## What you have to do
Reproduce each line of the entries that carries "image".

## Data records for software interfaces

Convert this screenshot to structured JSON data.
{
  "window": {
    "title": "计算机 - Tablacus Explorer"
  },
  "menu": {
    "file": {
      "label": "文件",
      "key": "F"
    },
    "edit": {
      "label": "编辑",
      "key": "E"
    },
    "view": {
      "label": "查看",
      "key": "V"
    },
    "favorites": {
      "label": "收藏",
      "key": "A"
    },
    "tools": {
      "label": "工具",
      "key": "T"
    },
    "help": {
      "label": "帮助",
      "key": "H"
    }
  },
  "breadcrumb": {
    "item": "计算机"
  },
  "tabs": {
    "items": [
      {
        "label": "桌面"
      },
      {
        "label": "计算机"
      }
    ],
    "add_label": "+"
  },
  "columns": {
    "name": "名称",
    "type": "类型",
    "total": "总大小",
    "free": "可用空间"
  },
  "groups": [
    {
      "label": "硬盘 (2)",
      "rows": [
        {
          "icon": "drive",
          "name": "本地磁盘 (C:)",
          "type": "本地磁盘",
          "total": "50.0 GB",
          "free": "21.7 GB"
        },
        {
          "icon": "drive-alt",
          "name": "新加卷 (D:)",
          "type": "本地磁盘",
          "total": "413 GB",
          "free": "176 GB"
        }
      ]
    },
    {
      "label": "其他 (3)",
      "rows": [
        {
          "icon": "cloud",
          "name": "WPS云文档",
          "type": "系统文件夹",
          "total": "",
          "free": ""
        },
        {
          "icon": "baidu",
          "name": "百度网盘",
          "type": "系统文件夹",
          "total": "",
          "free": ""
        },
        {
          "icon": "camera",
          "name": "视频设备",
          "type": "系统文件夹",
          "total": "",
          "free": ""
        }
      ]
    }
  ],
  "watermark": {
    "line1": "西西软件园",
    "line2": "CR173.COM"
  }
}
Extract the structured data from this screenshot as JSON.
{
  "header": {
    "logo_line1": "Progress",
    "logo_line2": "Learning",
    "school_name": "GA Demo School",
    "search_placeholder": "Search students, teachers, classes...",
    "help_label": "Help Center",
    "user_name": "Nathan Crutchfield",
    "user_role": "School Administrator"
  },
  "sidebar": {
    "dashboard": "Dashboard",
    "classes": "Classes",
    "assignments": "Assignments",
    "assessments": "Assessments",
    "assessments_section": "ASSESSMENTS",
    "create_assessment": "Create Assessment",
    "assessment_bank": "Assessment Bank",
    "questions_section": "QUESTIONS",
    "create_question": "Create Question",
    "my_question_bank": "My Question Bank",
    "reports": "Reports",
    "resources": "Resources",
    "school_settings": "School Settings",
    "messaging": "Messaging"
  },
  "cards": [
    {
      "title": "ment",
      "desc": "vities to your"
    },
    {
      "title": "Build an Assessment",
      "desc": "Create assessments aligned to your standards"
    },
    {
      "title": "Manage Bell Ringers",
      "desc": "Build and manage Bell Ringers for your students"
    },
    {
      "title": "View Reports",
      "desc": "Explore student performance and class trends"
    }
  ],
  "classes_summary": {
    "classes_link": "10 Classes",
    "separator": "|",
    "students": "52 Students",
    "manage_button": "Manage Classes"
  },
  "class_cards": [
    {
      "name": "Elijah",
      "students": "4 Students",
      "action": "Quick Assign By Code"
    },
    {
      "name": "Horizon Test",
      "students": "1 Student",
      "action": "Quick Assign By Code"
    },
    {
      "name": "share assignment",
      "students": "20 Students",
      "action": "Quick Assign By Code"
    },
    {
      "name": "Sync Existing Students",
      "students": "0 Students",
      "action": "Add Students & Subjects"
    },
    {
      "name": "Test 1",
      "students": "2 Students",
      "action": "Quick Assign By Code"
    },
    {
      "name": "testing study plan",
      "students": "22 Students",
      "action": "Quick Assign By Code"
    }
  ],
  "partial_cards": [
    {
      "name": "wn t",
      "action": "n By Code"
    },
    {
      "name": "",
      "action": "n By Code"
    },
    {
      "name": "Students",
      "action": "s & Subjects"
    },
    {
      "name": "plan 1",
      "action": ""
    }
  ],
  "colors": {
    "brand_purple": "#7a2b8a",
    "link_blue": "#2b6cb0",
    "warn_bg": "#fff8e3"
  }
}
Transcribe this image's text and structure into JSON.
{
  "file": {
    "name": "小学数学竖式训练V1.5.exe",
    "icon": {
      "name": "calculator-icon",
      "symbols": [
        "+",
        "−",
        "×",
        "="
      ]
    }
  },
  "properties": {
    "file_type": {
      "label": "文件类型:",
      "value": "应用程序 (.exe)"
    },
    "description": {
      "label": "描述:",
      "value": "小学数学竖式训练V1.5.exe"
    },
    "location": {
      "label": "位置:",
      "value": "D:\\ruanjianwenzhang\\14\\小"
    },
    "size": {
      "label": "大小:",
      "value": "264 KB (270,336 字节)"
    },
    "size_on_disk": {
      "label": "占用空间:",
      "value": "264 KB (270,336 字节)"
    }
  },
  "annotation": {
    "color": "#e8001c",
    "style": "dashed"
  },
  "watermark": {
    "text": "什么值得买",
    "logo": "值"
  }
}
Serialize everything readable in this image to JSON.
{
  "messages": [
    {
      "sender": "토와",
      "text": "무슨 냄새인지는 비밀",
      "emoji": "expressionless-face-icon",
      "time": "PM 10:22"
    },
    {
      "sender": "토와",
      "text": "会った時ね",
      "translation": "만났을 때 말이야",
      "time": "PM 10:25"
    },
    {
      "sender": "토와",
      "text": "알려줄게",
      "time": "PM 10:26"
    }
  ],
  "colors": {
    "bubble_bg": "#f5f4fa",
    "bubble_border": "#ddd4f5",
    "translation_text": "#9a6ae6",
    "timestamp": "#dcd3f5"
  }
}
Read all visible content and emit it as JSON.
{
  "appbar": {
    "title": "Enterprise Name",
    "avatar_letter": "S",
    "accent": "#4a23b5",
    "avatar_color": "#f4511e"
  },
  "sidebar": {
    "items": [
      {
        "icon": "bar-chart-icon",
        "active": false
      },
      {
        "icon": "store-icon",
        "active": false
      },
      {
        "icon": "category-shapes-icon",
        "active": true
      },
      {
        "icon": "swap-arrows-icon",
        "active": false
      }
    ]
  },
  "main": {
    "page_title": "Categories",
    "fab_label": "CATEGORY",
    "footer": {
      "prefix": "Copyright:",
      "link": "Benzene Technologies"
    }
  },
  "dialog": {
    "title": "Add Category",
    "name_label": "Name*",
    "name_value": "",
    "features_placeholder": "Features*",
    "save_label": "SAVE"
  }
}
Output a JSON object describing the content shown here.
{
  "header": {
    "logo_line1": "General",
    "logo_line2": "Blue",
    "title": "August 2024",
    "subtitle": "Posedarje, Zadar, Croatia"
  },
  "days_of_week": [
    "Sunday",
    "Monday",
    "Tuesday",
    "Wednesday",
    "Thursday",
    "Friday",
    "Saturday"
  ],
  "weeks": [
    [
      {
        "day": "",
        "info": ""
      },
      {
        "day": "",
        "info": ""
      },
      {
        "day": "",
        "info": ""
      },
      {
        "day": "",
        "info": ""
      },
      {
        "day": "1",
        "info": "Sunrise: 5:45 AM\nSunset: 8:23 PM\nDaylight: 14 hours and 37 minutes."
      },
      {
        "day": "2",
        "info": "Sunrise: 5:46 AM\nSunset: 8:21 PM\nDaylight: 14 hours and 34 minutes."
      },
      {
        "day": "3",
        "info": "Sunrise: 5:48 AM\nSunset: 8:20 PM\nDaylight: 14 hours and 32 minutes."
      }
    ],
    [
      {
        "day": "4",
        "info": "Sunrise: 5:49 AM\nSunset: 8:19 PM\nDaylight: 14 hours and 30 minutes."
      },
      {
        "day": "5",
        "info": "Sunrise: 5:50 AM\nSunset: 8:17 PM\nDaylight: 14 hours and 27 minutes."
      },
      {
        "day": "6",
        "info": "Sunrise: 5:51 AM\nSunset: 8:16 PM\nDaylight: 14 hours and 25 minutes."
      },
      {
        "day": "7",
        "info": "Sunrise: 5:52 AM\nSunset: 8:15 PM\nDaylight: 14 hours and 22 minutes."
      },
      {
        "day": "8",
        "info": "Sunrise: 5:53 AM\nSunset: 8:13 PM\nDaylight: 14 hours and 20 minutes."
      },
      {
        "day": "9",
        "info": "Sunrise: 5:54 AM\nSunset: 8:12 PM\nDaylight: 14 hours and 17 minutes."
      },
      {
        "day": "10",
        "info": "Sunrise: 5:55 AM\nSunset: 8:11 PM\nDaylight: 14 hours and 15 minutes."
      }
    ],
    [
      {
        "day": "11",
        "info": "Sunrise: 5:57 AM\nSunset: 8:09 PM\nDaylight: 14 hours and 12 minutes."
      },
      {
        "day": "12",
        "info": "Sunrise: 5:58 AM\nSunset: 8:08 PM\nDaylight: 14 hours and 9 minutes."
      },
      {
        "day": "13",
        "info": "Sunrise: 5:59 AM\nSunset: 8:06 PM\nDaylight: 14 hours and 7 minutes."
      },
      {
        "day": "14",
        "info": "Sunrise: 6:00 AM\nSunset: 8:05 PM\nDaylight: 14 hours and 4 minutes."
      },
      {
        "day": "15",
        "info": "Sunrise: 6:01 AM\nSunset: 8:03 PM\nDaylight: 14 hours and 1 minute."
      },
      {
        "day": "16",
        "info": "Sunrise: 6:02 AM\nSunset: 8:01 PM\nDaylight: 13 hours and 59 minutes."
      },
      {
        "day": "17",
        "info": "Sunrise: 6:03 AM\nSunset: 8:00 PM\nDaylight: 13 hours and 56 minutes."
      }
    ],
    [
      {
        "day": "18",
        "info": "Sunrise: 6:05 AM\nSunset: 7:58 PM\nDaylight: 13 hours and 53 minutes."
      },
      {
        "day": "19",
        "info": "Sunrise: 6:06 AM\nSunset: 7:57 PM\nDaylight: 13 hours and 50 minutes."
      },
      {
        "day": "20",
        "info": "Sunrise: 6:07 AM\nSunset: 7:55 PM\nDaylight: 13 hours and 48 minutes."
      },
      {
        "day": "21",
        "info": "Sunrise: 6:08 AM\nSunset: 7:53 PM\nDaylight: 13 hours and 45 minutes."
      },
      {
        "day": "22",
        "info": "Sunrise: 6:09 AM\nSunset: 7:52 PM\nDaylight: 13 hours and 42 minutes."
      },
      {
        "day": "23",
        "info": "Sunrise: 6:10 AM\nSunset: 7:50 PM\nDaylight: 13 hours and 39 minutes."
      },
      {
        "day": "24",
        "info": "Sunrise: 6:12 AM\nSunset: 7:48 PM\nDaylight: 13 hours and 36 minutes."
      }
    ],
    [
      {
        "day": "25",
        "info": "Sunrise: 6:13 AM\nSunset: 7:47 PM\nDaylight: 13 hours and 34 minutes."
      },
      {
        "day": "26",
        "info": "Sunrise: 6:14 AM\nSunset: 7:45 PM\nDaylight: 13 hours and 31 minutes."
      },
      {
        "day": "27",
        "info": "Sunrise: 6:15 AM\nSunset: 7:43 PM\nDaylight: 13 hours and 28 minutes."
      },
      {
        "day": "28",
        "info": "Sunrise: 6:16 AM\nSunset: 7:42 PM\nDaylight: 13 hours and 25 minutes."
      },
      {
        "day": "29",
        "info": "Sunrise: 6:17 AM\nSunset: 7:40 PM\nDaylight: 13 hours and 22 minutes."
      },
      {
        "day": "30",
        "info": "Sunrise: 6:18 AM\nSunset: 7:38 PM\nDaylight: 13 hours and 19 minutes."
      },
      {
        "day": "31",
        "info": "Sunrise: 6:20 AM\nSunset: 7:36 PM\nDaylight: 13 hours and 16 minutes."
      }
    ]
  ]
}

## Answer to this task
Transcribe this image's text and structure into JSON.
Serialize everything readable in this image to JSON.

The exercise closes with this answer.